Work instruction
How many lines in the records below hold the string "common"? Please answer with the number and nothing more.

Dataset rows describing interfaces
=====
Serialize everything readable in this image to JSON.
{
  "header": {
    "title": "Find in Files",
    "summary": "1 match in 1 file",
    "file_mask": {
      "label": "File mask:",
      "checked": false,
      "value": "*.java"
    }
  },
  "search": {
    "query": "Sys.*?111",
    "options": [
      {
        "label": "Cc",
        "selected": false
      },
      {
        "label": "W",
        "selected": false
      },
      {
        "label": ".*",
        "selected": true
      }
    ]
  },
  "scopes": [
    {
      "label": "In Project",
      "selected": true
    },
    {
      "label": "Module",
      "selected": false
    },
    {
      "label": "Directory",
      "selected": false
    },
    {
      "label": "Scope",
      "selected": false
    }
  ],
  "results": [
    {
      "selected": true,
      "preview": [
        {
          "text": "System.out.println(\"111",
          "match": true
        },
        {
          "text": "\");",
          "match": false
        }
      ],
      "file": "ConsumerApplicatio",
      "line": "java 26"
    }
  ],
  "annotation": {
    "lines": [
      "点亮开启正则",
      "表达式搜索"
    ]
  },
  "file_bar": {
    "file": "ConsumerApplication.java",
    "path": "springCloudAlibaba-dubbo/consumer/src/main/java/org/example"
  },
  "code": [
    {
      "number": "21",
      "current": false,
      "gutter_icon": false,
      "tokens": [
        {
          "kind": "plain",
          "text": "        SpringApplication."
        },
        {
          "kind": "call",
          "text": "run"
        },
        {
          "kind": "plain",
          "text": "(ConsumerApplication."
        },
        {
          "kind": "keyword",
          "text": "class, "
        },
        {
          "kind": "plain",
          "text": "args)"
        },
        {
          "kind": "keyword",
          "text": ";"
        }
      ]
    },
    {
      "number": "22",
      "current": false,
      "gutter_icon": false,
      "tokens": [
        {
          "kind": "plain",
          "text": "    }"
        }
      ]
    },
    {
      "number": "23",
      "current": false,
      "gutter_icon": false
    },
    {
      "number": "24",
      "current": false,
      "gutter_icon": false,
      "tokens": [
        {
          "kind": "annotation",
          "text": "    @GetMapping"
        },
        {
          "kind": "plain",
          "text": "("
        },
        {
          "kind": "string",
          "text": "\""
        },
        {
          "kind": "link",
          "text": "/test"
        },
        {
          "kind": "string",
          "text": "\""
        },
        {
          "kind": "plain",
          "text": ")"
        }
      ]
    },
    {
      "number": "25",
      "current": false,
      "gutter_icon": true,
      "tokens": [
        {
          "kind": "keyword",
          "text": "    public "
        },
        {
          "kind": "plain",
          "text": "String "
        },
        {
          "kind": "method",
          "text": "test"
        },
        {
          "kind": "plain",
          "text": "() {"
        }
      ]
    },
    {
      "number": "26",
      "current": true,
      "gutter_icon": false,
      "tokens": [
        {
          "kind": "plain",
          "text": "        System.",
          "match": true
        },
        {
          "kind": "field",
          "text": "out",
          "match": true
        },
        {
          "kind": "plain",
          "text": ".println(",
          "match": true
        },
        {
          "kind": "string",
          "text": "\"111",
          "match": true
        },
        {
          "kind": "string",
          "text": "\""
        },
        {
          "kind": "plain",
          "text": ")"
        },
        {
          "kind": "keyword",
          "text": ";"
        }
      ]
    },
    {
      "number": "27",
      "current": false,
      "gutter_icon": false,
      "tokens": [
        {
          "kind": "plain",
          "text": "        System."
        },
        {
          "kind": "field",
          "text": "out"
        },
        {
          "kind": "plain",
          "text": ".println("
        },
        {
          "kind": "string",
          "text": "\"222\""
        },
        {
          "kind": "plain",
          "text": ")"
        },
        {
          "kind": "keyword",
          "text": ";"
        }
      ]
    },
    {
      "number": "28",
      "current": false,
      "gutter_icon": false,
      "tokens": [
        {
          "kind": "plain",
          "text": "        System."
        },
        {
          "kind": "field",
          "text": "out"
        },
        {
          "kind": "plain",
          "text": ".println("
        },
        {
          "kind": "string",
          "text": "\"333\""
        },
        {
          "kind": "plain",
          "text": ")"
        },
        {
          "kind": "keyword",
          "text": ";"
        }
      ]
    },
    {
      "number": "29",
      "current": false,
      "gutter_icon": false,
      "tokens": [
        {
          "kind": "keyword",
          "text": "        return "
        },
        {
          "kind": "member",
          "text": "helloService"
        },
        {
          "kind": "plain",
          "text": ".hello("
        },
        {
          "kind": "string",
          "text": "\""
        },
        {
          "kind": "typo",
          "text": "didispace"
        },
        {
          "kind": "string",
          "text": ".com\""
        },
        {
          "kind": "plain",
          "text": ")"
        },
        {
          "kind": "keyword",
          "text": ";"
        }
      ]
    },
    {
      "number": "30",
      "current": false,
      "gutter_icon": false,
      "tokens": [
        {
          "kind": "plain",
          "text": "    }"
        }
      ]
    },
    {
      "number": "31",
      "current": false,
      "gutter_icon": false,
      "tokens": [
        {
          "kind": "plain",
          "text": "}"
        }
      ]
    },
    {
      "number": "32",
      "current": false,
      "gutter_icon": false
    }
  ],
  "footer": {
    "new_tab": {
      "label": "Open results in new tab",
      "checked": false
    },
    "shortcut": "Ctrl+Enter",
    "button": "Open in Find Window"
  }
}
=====
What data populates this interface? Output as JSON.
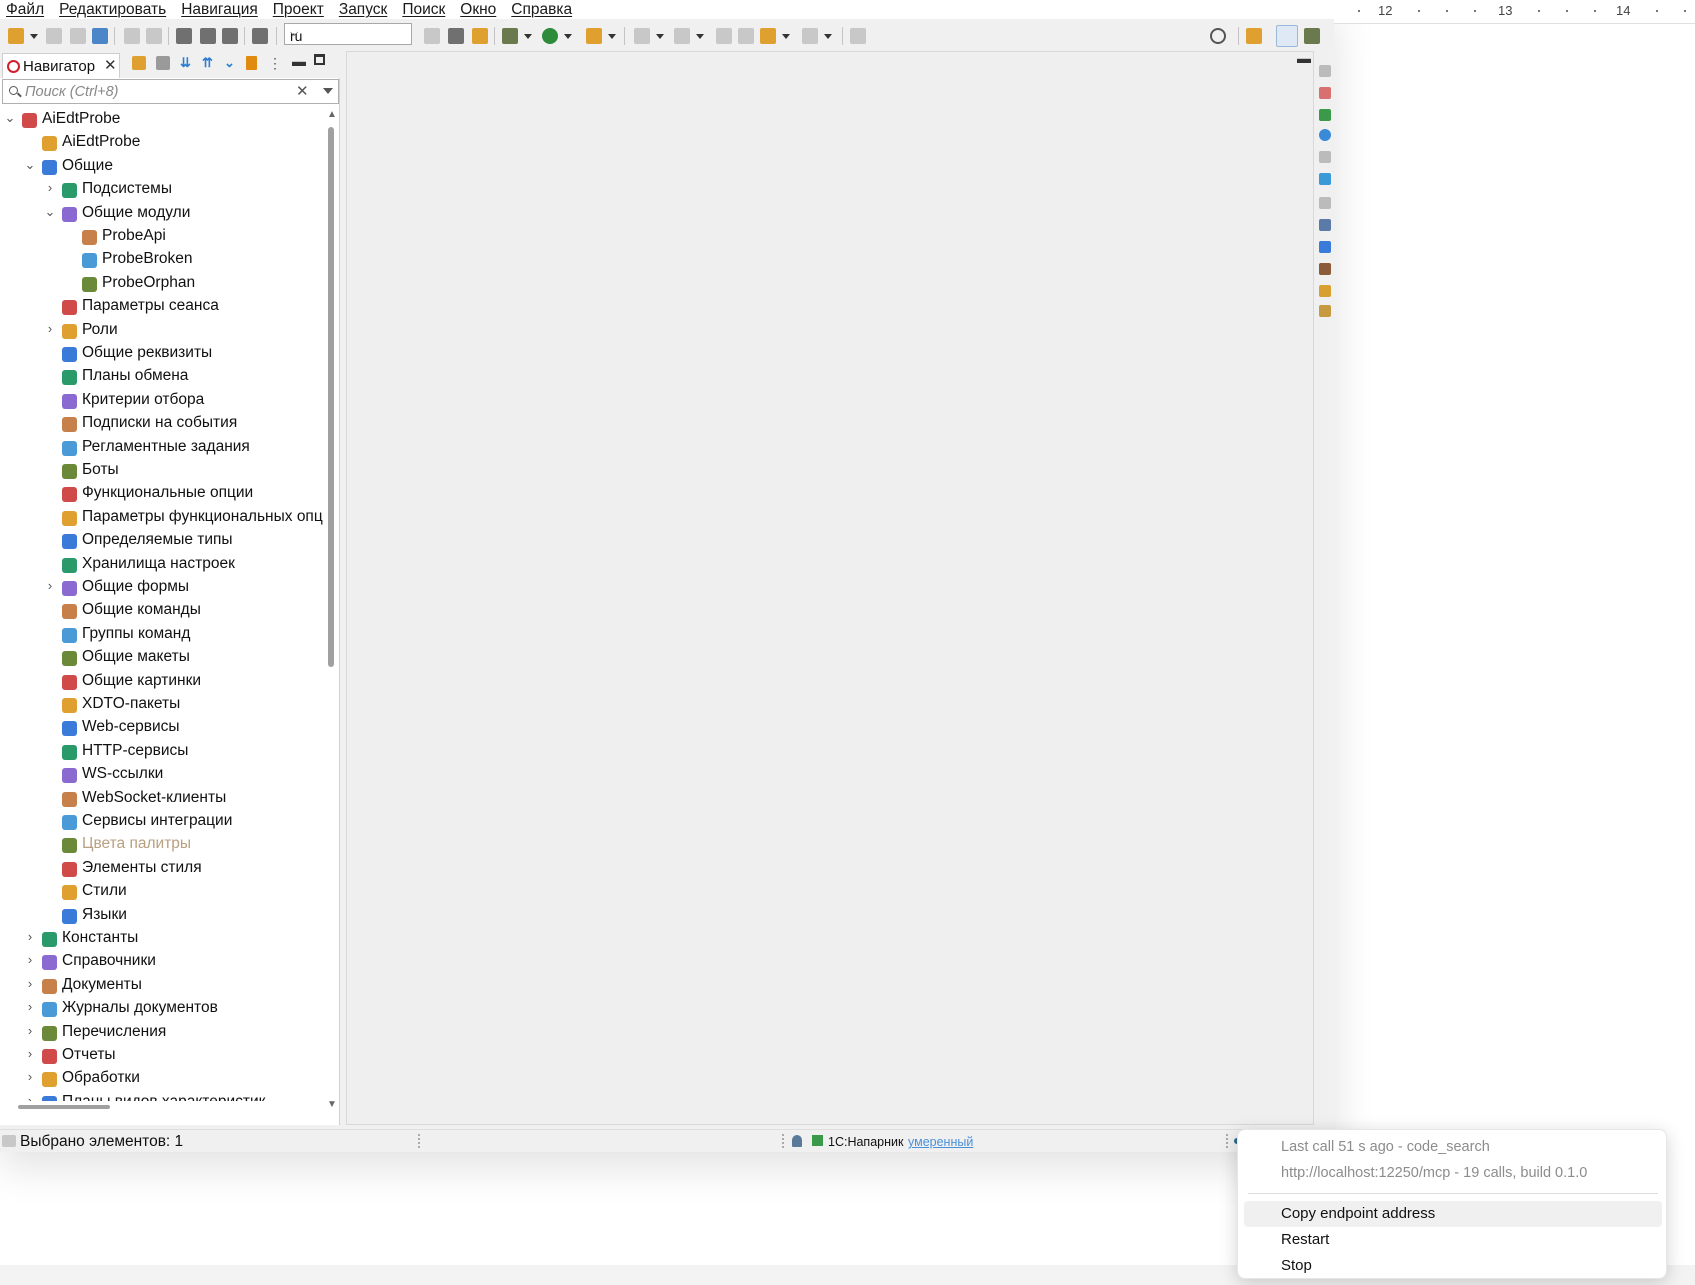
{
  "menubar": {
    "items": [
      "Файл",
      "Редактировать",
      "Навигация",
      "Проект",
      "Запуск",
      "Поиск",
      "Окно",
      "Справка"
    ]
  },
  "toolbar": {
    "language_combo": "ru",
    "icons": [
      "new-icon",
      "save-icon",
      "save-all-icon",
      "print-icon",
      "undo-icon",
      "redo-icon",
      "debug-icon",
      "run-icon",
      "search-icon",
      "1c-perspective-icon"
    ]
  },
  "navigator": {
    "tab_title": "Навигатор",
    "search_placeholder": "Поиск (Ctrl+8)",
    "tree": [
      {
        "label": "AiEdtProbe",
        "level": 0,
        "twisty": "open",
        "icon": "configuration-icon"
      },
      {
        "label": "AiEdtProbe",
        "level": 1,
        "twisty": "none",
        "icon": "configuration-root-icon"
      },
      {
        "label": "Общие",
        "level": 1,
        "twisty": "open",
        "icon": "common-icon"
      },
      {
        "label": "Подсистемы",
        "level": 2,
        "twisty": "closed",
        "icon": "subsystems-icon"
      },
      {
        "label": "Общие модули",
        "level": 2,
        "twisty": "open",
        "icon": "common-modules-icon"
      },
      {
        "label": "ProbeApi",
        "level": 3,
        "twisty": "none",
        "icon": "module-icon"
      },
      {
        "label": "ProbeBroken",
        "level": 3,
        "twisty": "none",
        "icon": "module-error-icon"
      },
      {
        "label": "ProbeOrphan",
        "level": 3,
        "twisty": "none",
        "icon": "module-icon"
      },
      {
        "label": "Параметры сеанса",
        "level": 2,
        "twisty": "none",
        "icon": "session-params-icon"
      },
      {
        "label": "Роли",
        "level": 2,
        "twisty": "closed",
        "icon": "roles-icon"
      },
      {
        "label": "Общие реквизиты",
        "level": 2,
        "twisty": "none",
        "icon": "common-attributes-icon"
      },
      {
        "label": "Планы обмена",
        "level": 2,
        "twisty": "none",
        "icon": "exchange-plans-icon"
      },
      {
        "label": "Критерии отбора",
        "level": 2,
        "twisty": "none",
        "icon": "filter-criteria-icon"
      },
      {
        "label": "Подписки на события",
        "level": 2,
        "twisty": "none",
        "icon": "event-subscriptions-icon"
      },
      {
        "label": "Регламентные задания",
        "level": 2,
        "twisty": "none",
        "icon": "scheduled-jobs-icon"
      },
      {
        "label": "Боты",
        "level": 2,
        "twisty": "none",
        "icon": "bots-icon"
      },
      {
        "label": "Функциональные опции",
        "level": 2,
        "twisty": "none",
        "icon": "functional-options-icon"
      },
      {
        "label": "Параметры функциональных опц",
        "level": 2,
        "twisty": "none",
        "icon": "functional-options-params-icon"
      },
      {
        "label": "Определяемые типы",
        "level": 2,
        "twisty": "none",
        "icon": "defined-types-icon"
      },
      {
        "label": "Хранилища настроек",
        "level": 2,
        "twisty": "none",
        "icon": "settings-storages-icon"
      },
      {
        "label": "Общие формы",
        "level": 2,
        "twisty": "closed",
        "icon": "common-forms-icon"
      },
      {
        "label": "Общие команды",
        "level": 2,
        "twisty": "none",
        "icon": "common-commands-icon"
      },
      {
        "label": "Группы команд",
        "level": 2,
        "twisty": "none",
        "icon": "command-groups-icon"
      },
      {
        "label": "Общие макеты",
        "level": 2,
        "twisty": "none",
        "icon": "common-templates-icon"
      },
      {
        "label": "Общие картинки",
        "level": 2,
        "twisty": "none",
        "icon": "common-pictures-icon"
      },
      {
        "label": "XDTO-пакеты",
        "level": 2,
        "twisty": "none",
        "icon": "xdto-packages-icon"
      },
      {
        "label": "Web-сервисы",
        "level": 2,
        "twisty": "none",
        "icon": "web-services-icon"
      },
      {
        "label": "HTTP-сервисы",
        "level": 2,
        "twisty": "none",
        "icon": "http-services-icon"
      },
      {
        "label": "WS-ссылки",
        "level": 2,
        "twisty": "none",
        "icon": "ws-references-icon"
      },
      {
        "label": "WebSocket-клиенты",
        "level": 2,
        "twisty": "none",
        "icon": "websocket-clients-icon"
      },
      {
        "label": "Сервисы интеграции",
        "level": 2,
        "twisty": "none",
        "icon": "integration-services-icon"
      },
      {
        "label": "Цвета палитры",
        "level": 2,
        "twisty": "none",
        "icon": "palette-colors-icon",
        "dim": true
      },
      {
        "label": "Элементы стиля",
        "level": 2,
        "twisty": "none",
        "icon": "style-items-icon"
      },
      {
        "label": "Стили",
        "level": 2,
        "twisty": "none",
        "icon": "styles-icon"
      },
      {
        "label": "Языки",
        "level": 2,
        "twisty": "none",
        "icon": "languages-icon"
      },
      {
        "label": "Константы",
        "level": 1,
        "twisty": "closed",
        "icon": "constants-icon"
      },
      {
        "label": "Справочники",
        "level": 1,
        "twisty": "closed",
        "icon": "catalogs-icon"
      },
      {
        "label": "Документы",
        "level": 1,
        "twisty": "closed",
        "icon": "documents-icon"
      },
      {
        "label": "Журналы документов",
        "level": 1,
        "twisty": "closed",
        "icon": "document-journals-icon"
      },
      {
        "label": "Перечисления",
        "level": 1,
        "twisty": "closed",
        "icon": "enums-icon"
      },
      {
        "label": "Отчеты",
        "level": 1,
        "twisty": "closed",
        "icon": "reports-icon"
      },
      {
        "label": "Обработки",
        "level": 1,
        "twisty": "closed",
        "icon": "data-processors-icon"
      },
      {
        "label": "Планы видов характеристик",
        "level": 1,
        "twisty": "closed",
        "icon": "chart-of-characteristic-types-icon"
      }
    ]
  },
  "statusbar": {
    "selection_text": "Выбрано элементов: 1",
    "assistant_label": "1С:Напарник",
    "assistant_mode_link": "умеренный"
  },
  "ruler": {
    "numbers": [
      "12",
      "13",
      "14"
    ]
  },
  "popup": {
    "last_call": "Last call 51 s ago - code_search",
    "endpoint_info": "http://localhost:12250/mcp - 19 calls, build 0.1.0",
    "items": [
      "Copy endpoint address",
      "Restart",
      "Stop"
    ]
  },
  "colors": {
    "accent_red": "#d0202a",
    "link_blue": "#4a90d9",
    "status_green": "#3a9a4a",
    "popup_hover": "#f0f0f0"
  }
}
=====
Exercise solution
7